Over thousands of years of domestication horses have been kept barefoot and this way of looking after their hooves is currently enjoying a renaissance. Any horse owner knows that keeping their horses hooves in the best possible condition through diet, exercise and expert farriery, is absolutely crucial and the growing barefoot movement is working to highlight the benefits of keeping horses barefoot.
Since Roman times shoes have been used to protect the hooves of working horses, so it follows that horses prior to this, were well used to working barefoot. Recent studies into the health of the hooves of wild horses suggest that walking long distances over a variety of surfaces, as well as being able to forage for naturally beneficial plants can help to keep their hooves healthy and many owners are now choosing this option in order to keep their horses healthy and happy.
The term barefoot refers to those animals that are kept and worked without shoes full-time. While there are many benefits – not least financial – to keeping a horse without shoes, it is not something that should be considered lightly. Returning a working horse to its barefoot state takes time and a good deal of planning. In fact, the work involved can be so intensive that many owners will send their horses to specialist facilities, where experts will begin the process for them.

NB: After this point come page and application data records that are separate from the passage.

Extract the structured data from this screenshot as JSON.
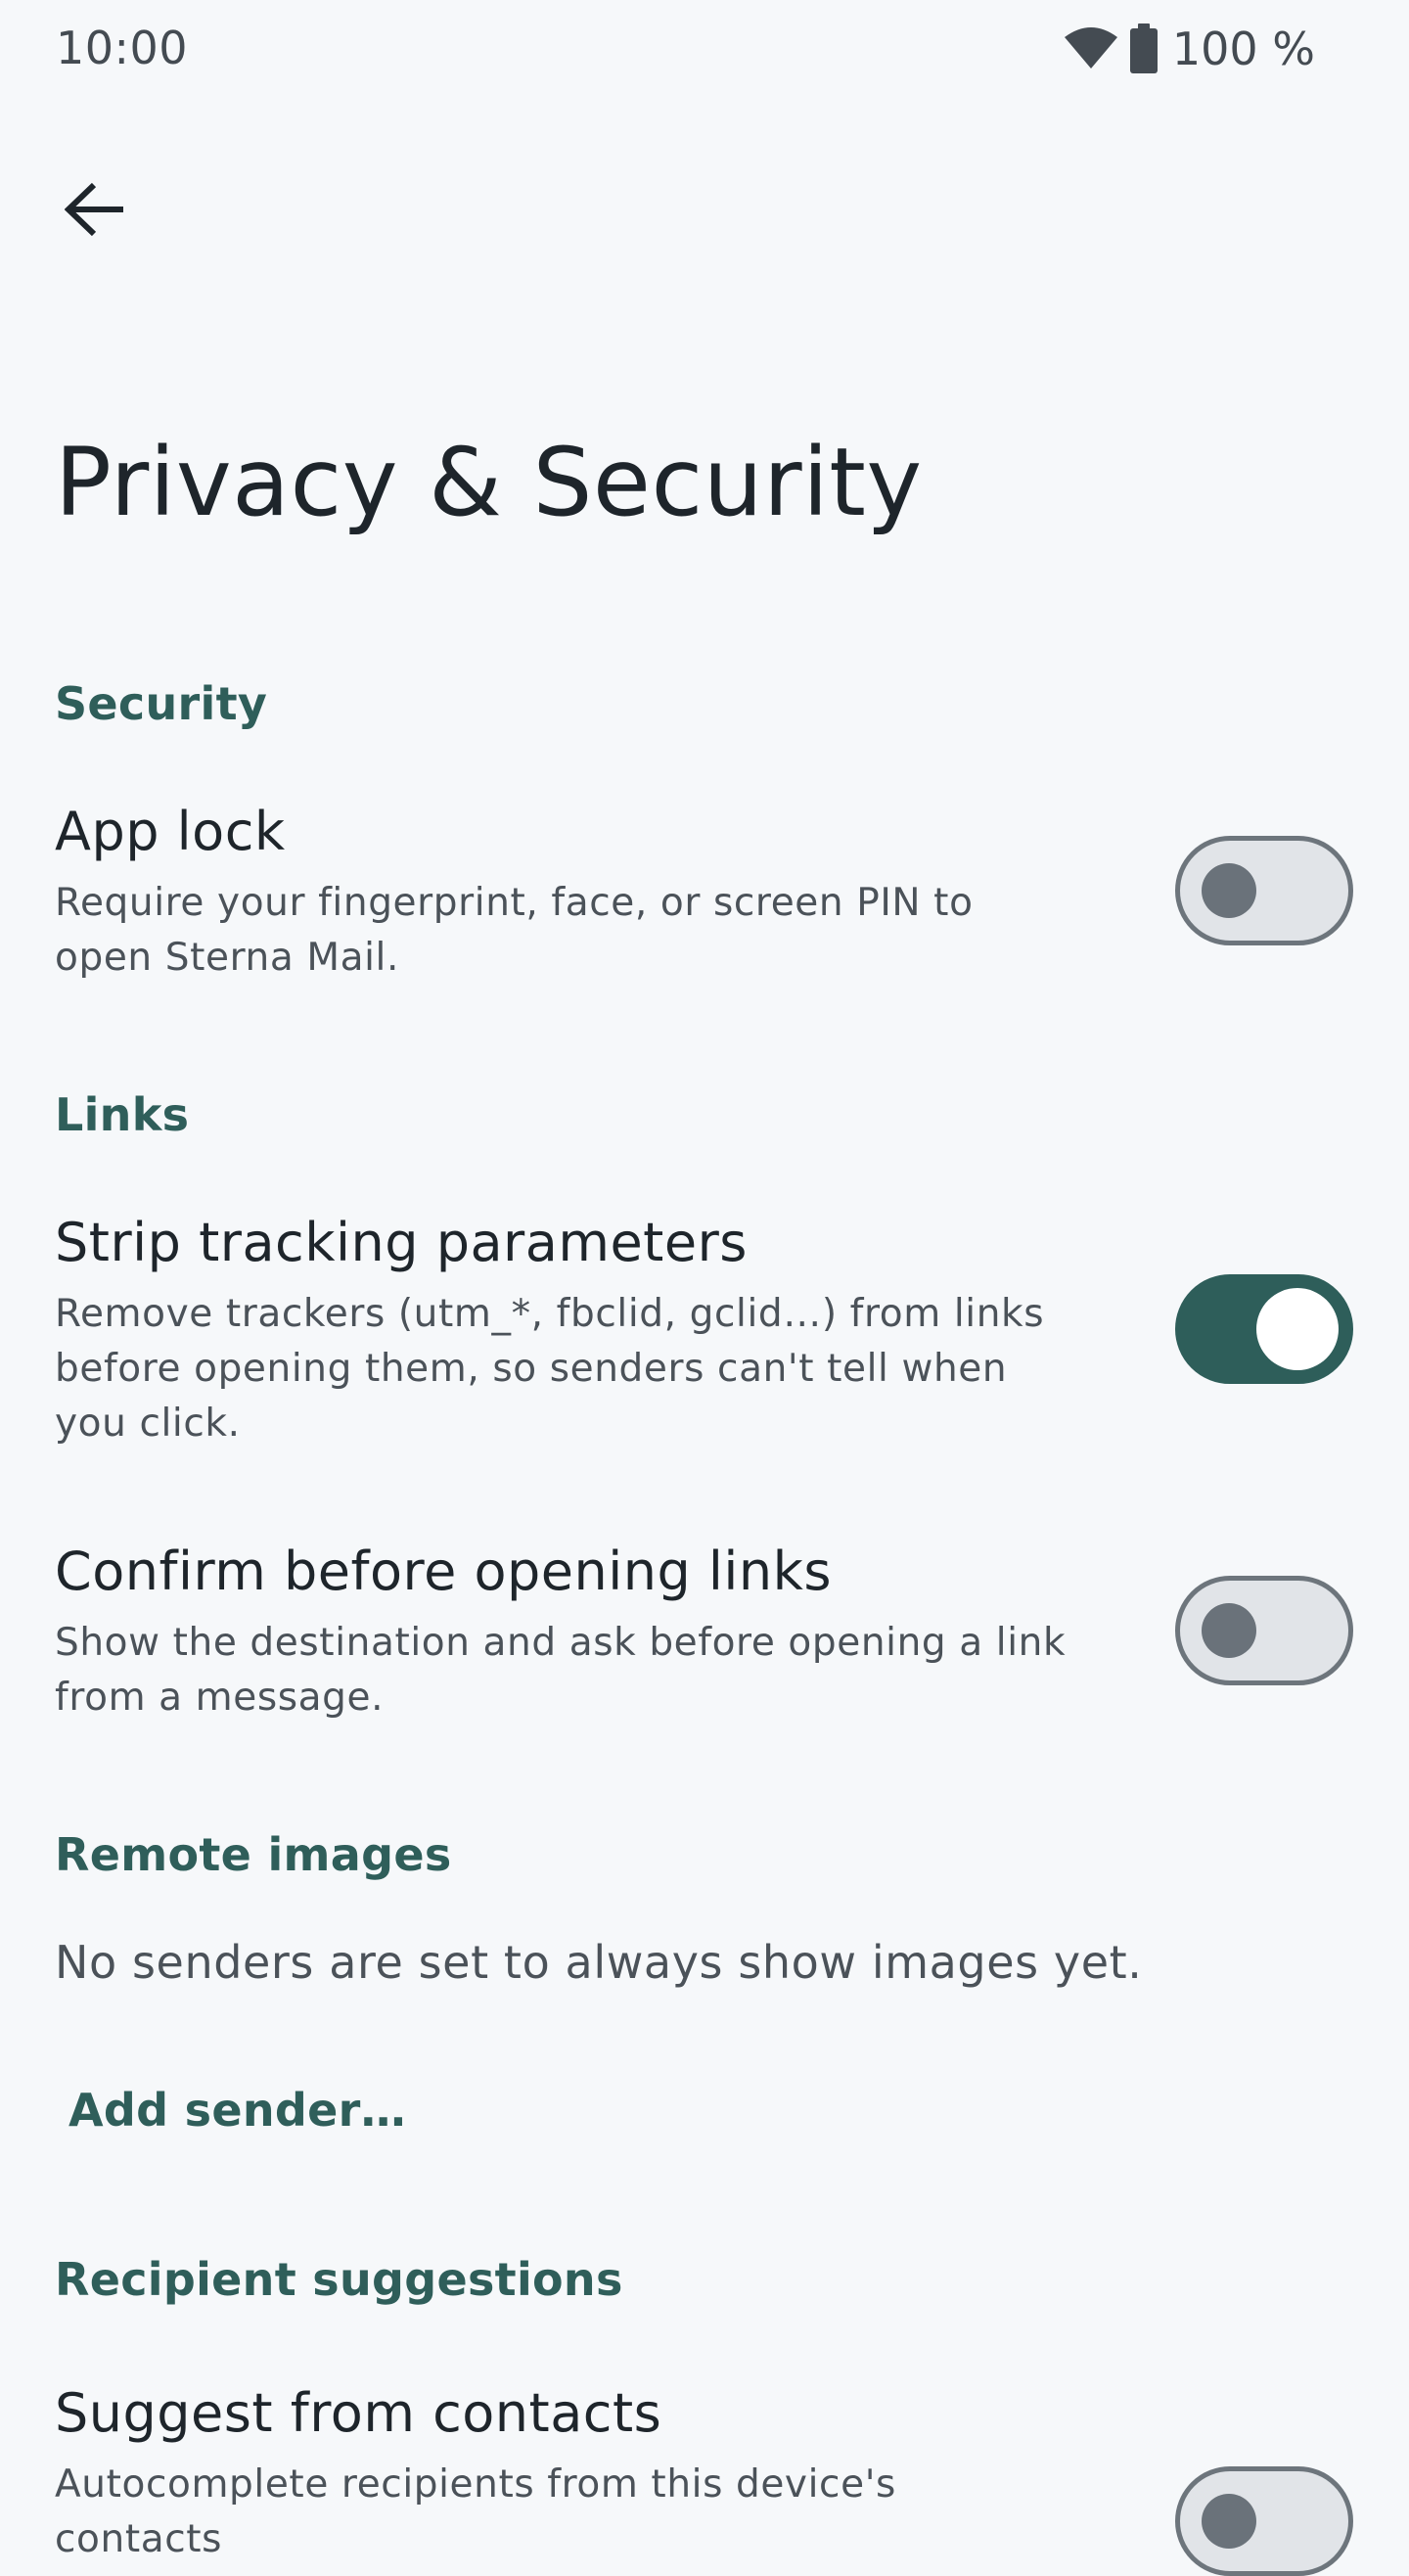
{
  "status_bar": {
    "time": "10:00",
    "battery": "100 %",
    "icons": [
      "wifi-icon",
      "battery-icon"
    ]
  },
  "top_bar": {
    "back_icon": "arrow-back-icon"
  },
  "page": {
    "title": "Privacy & Security"
  },
  "sections": {
    "security": {
      "header": "Security",
      "app_lock": {
        "title": "App lock",
        "description": "Require your fingerprint, face, or screen PIN to open Sterna Mail.",
        "enabled": false
      }
    },
    "links": {
      "header": "Links",
      "strip_tracking": {
        "title": "Strip tracking parameters",
        "description": "Remove trackers (utm_*, fbclid, gclid…) from links before opening them, so senders can't tell when you click.",
        "enabled": true
      },
      "confirm_links": {
        "title": "Confirm before opening links",
        "description": "Show the destination and ask before opening a link from a message.",
        "enabled": false
      }
    },
    "remote_images": {
      "header": "Remote images",
      "empty_text": "No senders are set to always show images yet.",
      "add_sender_label": "Add sender…"
    },
    "recipient_suggestions": {
      "header": "Recipient suggestions",
      "suggest_contacts": {
        "title": "Suggest from contacts",
        "description": "Autocomplete recipients from this device's contacts",
        "enabled": false
      }
    }
  },
  "colors": {
    "background": "#F6F8FA",
    "accent": "#2F5E5A",
    "text_primary": "#1E252B",
    "text_secondary": "#4B5259"
  }
}
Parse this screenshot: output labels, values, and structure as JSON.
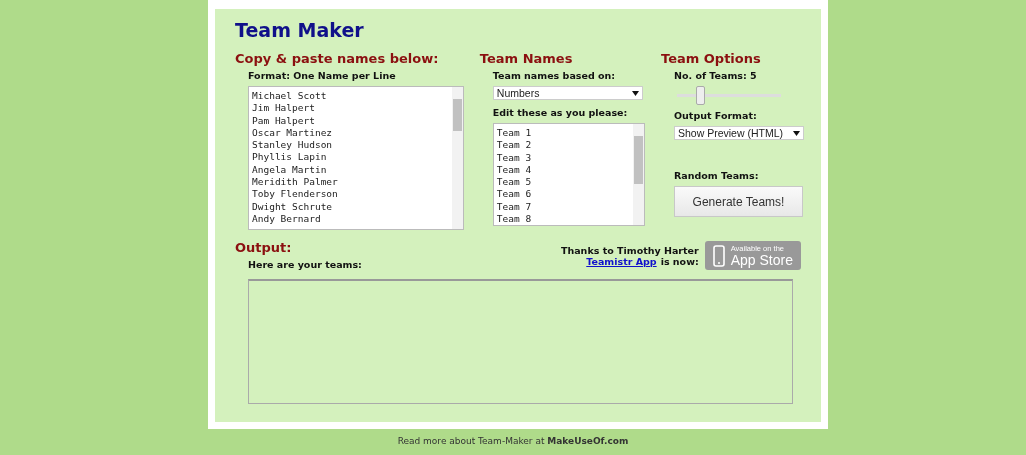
{
  "title": "Team Maker",
  "names_section": {
    "heading": "Copy & paste names below:",
    "format_label": "Format: One Name per Line",
    "names": [
      "Michael Scott",
      "Jim Halpert",
      "Pam Halpert",
      "Oscar Martinez",
      "Stanley Hudson",
      "Phyllis Lapin",
      "Angela Martin",
      "Meridith Palmer",
      "Toby Flenderson",
      "Dwight Schrute",
      "Andy Bernard"
    ]
  },
  "team_names": {
    "heading": "Team Names",
    "based_on_label": "Team names based on:",
    "based_on_value": "Numbers",
    "edit_label": "Edit these as you please:",
    "names": [
      "Team 1",
      "Team 2",
      "Team 3",
      "Team 4",
      "Team 5",
      "Team 6",
      "Team 7",
      "Team 8"
    ]
  },
  "team_options": {
    "heading": "Team Options",
    "teams_label": "No. of Teams: 5",
    "teams_slider": {
      "level": 0.2
    },
    "format_label": "Output Format:",
    "format_value": "Show Preview (HTML)",
    "random_label": "Random Teams:",
    "generate_button": "Generate Teams!"
  },
  "output": {
    "heading": "Output:",
    "label": "Here are your teams:",
    "thanks_line": "Thanks to Timothy Harter",
    "app_link": "Teamistr App",
    "app_suffix": "is now:",
    "badge_small": "Available on the",
    "badge_large": "App Store"
  },
  "footer": {
    "text": "Read more about Team-Maker at",
    "link": "MakeUseOf.com"
  }
}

The cost savings involved in going barefoot cannot be underestimated, but there will still be costs involved. Most shod horses will need to see the farrier every six to eight weeks, and lost shoes and remedial farriery may also bump up those bills. Owners of barefoot horses can learn to trim their animal’s hooves themselves or, if all goes well and the hooves remain healthy after transition, the attention of a barefoot farrier will not be required as often. However the trim of barefoot horses it vital to hoof health so this should be planned carefully.
Many members of the barefoot movement believe that shoeing affects the natural function of the hoof. The nails and clenches of a steel shoe are thought to restrict blood flow to the structure and shoes are thought to encourage peripheral loading, where the horse carries his weight on the hoof wall only. It’s also been suggested that shoes can impound the effects of concussion – sending the shock up the tendons and ligaments of the leg, rather than any impact being cushioned naturally by the hoof.
Naturally, the hoof is a definite cone shape – with the ground surface being wider than the coronary band. Putting shoes on the horse means the hoof cannot achieve its natural shape and instead takes on a cylindrical appearance.
The period between the shoes coming off, and the horse developing ‘rock crunchers’ (unshod hooves that can cope with any surface, even the stoniest ground), is known as ‘transition’. This takes as long as it takes as each horse is different, but generally a horse that was sound in shoes will be sound on grass and softer ground without shoes. On stony ground however, things will be a little different and it will take a while for his feet to develop the thickened sole and tough capsule needed to cope with rough ground.
The trim of the barefoot hoof is of vital importance during transition and the first trim should probably be carried out by a barefoot specialist. The horse can be ridden on soft ground during transition, but should be fitted with hoof boots on rocky or uneven surfaces. Exercise is encouraged during and after transition as it’s known that movement encourages blood flow around the hoof. Living out is also encouraged to get him moving as much as possible.
He should have access to a variety of surfaces – included gravel or hardcore – to start the thickening process, and his feet should not be allowed to stay wet for long periods. Many barefoot owners will keep their horses out, but will bring in overnight in winter to allow the hooves to dry.
Going barefoot should not be done without taking advice and only an expert will be able to tell you when your animal has developed ‘rock crunchers’. Some horses never develop the soles needed to cope with very stony ground and will always need boots when navigating such surfaces.
Perhaps the most important considerations when going from shod to barefoot, are diet and exercise. These two things have the biggest influence on the overall health of the hoof and must be managed carefully in order to secure optimum hoof health.
Any changes to the diet should be made around a month before you plan to remove the shoes (remember any changes to diet should be made very gradually!) in order to avoid any tenderness issues. The general rule for the barefoot diet is low sugar, high fibre, with forage forming the basis of his nutrition. Many barefoot horses can be sensitive over stony surfaces if they have too much sugar in their diet, so avoid molasses altogether and look for feeds with a low-sugar, high-fibre content. Horses that tend to gain weight easily will benefit greatly from a well-managed barefoot diet, and these can have forage soaked to remove extra sugar before they are fed. Supplements such as biotin can also be beneficial.
Movement encourages a healthy blood flow to the hoof and this in turn helps with growth and healing. Full turnout is recommended for barefoot horses in order to ensure they graze and move, and providing a number of surfaces, from grass, to pebbles, to hardcore, can help them get their hooves used to a variety of surfaces. An area of stony ground may be useful if the weather is wet or if your horse need to have his grass intake restricted.
Ridden exercise is also important – particularly if turnout is limited, although you should pay attention to the surfaces he’s going to be exercised on and boots should be used if necessary. Very wet weather can mean that bacteria and fungi can affect the hoof. Again, an area of gravel or hardcore will help him keep his feet dry. It may also be worth stabling barefoot horses overnight during the winter months, providing all bedding is clean and dry.